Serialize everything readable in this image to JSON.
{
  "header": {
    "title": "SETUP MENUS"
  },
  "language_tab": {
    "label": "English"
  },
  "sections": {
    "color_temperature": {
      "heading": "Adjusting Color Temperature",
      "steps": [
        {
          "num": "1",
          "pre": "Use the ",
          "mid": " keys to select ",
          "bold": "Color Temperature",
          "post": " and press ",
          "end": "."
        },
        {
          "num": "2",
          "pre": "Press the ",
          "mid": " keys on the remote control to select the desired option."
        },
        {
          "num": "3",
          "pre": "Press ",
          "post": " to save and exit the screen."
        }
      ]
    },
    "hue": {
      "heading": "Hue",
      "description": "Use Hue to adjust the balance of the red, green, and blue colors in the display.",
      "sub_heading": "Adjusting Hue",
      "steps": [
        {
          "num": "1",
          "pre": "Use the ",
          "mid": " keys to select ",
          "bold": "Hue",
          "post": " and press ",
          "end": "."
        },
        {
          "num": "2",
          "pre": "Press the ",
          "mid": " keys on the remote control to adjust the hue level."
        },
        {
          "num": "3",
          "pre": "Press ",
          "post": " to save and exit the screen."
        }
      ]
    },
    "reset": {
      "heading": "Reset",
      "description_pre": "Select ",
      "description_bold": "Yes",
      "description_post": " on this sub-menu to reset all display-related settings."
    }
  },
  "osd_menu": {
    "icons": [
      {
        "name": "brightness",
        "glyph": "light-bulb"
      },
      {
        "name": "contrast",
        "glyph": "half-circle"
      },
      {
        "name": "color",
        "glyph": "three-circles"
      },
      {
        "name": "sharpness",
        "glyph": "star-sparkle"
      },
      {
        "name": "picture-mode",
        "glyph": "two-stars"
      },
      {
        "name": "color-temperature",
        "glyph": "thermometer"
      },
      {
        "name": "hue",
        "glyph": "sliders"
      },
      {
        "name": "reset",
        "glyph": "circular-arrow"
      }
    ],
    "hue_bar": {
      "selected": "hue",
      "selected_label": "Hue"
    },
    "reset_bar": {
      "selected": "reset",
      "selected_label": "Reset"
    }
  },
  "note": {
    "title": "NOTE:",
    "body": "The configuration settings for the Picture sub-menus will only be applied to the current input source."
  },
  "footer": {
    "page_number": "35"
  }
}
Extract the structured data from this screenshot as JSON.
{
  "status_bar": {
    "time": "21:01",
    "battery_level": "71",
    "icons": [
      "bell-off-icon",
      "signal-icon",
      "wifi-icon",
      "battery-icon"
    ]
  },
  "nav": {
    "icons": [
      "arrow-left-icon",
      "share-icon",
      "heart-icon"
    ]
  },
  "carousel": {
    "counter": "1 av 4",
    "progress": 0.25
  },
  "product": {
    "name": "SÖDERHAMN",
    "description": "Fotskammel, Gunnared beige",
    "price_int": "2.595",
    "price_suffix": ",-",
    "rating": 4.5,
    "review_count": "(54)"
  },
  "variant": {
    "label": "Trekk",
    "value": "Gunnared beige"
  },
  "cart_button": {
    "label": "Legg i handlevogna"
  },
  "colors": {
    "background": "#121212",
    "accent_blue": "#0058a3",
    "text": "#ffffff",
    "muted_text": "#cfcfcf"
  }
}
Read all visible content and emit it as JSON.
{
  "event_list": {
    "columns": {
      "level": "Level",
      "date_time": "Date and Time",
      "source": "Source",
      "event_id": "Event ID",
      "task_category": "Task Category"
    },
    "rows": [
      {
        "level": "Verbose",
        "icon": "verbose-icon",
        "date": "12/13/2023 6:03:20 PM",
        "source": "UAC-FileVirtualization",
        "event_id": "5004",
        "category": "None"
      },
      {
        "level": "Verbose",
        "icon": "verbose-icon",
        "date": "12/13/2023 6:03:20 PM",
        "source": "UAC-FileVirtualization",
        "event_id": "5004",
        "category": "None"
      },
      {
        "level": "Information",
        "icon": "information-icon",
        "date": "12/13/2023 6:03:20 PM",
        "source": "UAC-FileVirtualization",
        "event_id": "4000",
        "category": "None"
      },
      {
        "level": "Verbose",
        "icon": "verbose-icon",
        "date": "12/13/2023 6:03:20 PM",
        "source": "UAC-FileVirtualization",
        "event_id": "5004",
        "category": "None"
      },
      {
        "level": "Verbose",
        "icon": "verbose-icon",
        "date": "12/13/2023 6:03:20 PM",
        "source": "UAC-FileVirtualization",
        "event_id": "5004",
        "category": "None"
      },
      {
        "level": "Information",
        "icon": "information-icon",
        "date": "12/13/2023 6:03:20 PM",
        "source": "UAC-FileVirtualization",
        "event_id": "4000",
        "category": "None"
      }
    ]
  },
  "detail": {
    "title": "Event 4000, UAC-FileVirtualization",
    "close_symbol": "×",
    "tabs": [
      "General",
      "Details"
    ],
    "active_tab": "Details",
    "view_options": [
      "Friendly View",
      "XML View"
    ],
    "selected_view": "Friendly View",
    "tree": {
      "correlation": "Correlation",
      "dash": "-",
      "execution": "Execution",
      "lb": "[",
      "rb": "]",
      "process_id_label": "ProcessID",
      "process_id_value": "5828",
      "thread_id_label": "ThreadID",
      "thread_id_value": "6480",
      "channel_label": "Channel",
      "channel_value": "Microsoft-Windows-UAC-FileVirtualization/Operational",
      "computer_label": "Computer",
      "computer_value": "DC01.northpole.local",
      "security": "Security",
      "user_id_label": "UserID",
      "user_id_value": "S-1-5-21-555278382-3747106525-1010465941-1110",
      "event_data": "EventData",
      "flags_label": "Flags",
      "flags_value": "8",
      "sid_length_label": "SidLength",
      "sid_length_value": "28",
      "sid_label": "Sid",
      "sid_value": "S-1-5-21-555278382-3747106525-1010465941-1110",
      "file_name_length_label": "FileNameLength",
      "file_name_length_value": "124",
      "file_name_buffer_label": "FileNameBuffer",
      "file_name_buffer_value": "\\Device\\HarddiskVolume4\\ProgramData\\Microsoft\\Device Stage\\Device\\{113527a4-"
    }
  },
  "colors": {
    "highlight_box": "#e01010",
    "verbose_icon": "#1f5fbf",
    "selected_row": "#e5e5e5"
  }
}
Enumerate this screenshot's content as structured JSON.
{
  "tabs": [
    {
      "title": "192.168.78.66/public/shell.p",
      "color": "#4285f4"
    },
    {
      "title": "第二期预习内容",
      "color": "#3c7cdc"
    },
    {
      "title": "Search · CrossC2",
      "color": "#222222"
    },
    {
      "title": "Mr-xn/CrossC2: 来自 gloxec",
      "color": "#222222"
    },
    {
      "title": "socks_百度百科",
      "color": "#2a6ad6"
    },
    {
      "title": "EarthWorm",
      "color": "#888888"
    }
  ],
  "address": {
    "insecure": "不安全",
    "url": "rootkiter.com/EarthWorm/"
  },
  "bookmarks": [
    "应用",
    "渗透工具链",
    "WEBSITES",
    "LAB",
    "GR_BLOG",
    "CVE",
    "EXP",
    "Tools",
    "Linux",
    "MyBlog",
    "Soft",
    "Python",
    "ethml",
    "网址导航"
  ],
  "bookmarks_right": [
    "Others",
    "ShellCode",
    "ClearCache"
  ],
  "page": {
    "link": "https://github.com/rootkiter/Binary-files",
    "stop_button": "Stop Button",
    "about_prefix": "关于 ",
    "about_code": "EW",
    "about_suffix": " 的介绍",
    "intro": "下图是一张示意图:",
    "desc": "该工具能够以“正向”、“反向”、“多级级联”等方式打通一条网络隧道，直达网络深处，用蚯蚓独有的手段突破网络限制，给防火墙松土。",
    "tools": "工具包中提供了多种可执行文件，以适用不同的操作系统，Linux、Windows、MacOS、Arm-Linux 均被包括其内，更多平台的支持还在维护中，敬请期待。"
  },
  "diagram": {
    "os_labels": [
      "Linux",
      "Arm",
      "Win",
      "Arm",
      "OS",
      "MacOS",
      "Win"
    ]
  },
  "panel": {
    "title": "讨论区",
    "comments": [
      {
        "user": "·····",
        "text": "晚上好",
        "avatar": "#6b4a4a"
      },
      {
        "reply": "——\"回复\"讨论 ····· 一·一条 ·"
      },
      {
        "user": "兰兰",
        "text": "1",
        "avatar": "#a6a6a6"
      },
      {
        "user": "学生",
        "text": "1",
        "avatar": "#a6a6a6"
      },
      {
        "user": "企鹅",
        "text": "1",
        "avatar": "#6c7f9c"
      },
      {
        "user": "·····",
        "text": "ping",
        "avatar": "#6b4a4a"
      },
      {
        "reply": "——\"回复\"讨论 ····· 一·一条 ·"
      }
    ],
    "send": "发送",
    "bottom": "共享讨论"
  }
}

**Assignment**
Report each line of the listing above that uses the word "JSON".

**Problem solution**
Serialize everything readable in this image to JSON.
Extract the structured data from this screenshot as JSON.
Read all visible content and emit it as JSON.
Enumerate this screenshot's content as structured JSON.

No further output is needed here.